_Extracted records_:
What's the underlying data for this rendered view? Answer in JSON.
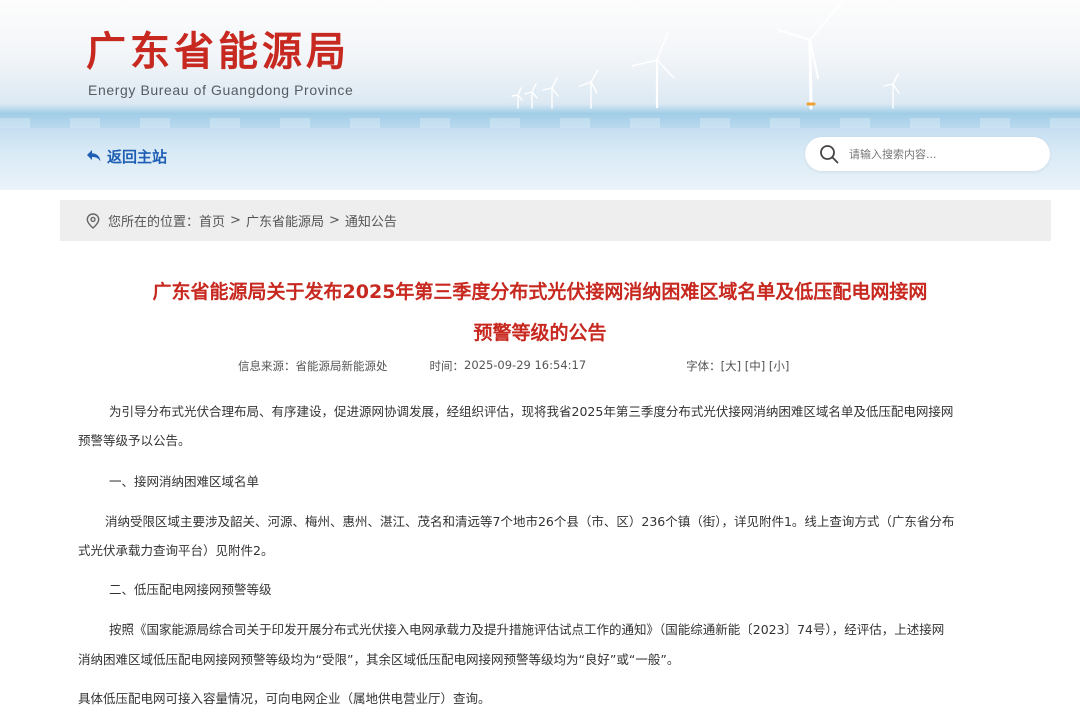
{
  "header": {
    "logo_title": "广东省能源局",
    "logo_subtitle": "Energy Bureau of Guangdong Province",
    "back_link": "返回主站",
    "search_placeholder": "请输入搜索内容..."
  },
  "colors": {
    "title_red": "#c7281f",
    "link_blue": "#1f5fb3",
    "breadcrumb_bg": "#eeeeee"
  },
  "breadcrumb": {
    "label": "您所在的位置：",
    "items": [
      "首页",
      "广东省能源局",
      "通知公告"
    ],
    "separator": ">"
  },
  "article": {
    "title_line1": "广东省能源局关于发布2025年第三季度分布式光伏接网消纳困难区域名单及低压配电网接网",
    "title_line2": "预警等级的公告",
    "meta": {
      "source_label": "信息来源：",
      "source": "省能源局新能源处",
      "time_label": "时间：",
      "time": "2025-09-29 16:54:17",
      "font_label": "字体：",
      "font_large": "[大]",
      "font_medium": "[中]",
      "font_small": "[小]"
    },
    "p1_line1": "为引导分布式光伏合理布局、有序建设，促进源网协调发展，经组织评估，现将我省2025年第三季度分布式光伏接网消纳困难区域名单及低压配电网接网",
    "p1_line2": "预警等级予以公告。",
    "h1": "一、接网消纳困难区域名单",
    "p2_line1": "消纳受限区域主要涉及韶关、河源、梅州、惠州、湛江、茂名和清远等7个地市26个县（市、区）236个镇（街），详见附件1。线上查询方式（广东省分布",
    "p2_line2": "式光伏承载力查询平台）见附件2。",
    "h2": "二、低压配电网接网预警等级",
    "p3_line1": "按照《国家能源局综合司关于印发开展分布式光伏接入电网承载力及提升措施评估试点工作的通知》（国能综通新能〔2023〕74号），经评估，上述接网",
    "p3_line2": "消纳困难区域低压配电网接网预警等级均为“受限”，其余区域低压配电网接网预警等级均为“良好”或“一般”。",
    "p4_line1": "具体低压配电网可接入容量情况，可向电网企业（属地供电营业厅）查询。"
  }
}
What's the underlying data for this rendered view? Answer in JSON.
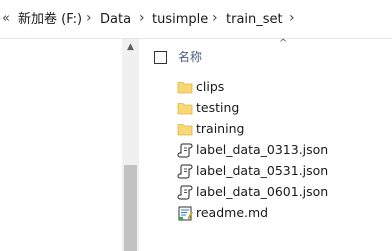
{
  "address_bar": {
    "overflow": "«",
    "crumbs": [
      "新加卷 (F:)",
      "Data",
      "tusimple",
      "train_set"
    ],
    "separator": "›"
  },
  "file_list": {
    "column_name": "名称",
    "sort_indicator": "^",
    "items": [
      {
        "name": "clips",
        "icon": "folder-icon"
      },
      {
        "name": "testing",
        "icon": "folder-icon"
      },
      {
        "name": "training",
        "icon": "folder-icon"
      },
      {
        "name": "label_data_0313.json",
        "icon": "json-file-icon"
      },
      {
        "name": "label_data_0531.json",
        "icon": "json-file-icon"
      },
      {
        "name": "label_data_0601.json",
        "icon": "json-file-icon"
      },
      {
        "name": "readme.md",
        "icon": "markdown-file-icon"
      }
    ]
  },
  "colors": {
    "folder": "#f8d775",
    "folder_dark": "#e0b44c",
    "header_text": "#4c607a"
  }
}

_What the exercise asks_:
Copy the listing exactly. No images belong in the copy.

_Worked solution_:
What's the underlying data for this rendered view? Answer in JSON.
{
  "header": {
    "logo_title": "广东省能源局",
    "logo_subtitle": "Energy Bureau of Guangdong Province",
    "back_link": "返回主站",
    "search_placeholder": "请输入搜索内容..."
  },
  "colors": {
    "title_red": "#c7281f",
    "link_blue": "#1f5fb3",
    "breadcrumb_bg": "#eeeeee"
  },
  "breadcrumb": {
    "label": "您所在的位置：",
    "items": [
      "首页",
      "广东省能源局",
      "通知公告"
    ],
    "separator": ">"
  },
  "article": {
    "title_line1": "广东省能源局关于发布2025年第三季度分布式光伏接网消纳困难区域名单及低压配电网接网",
    "title_line2": "预警等级的公告",
    "meta": {
      "source_label": "信息来源：",
      "source": "省能源局新能源处",
      "time_label": "时间：",
      "time": "2025-09-29 16:54:17",
      "font_label": "字体：",
      "font_large": "[大]",
      "font_medium": "[中]",
      "font_small": "[小]"
    },
    "p1_line1": "为引导分布式光伏合理布局、有序建设，促进源网协调发展，经组织评估，现将我省2025年第三季度分布式光伏接网消纳困难区域名单及低压配电网接网",
    "p1_line2": "预警等级予以公告。",
    "h1": "一、接网消纳困难区域名单",
    "p2_line1": "消纳受限区域主要涉及韶关、河源、梅州、惠州、湛江、茂名和清远等7个地市26个县（市、区）236个镇（街），详见附件1。线上查询方式（广东省分布",
    "p2_line2": "式光伏承载力查询平台）见附件2。",
    "h2": "二、低压配电网接网预警等级",
    "p3_line1": "按照《国家能源局综合司关于印发开展分布式光伏接入电网承载力及提升措施评估试点工作的通知》（国能综通新能〔2023〕74号），经评估，上述接网",
    "p3_line2": "消纳困难区域低压配电网接网预警等级均为“受限”，其余区域低压配电网接网预警等级均为“良好”或“一般”。",
    "p4_line1": "具体低压配电网可接入容量情况，可向电网企业（属地供电营业厅）查询。"
  }
}
What's the underlying data for this rendered view? Answer in JSON.
{
  "address_bar": {
    "overflow": "«",
    "crumbs": [
      "新加卷 (F:)",
      "Data",
      "tusimple",
      "train_set"
    ],
    "separator": "›"
  },
  "file_list": {
    "column_name": "名称",
    "sort_indicator": "^",
    "items": [
      {
        "name": "clips",
        "icon": "folder-icon"
      },
      {
        "name": "testing",
        "icon": "folder-icon"
      },
      {
        "name": "training",
        "icon": "folder-icon"
      },
      {
        "name": "label_data_0313.json",
        "icon": "json-file-icon"
      },
      {
        "name": "label_data_0531.json",
        "icon": "json-file-icon"
      },
      {
        "name": "label_data_0601.json",
        "icon": "json-file-icon"
      },
      {
        "name": "readme.md",
        "icon": "markdown-file-icon"
      }
    ]
  },
  "colors": {
    "folder": "#f8d775",
    "folder_dark": "#e0b44c",
    "header_text": "#4c607a"
  }
}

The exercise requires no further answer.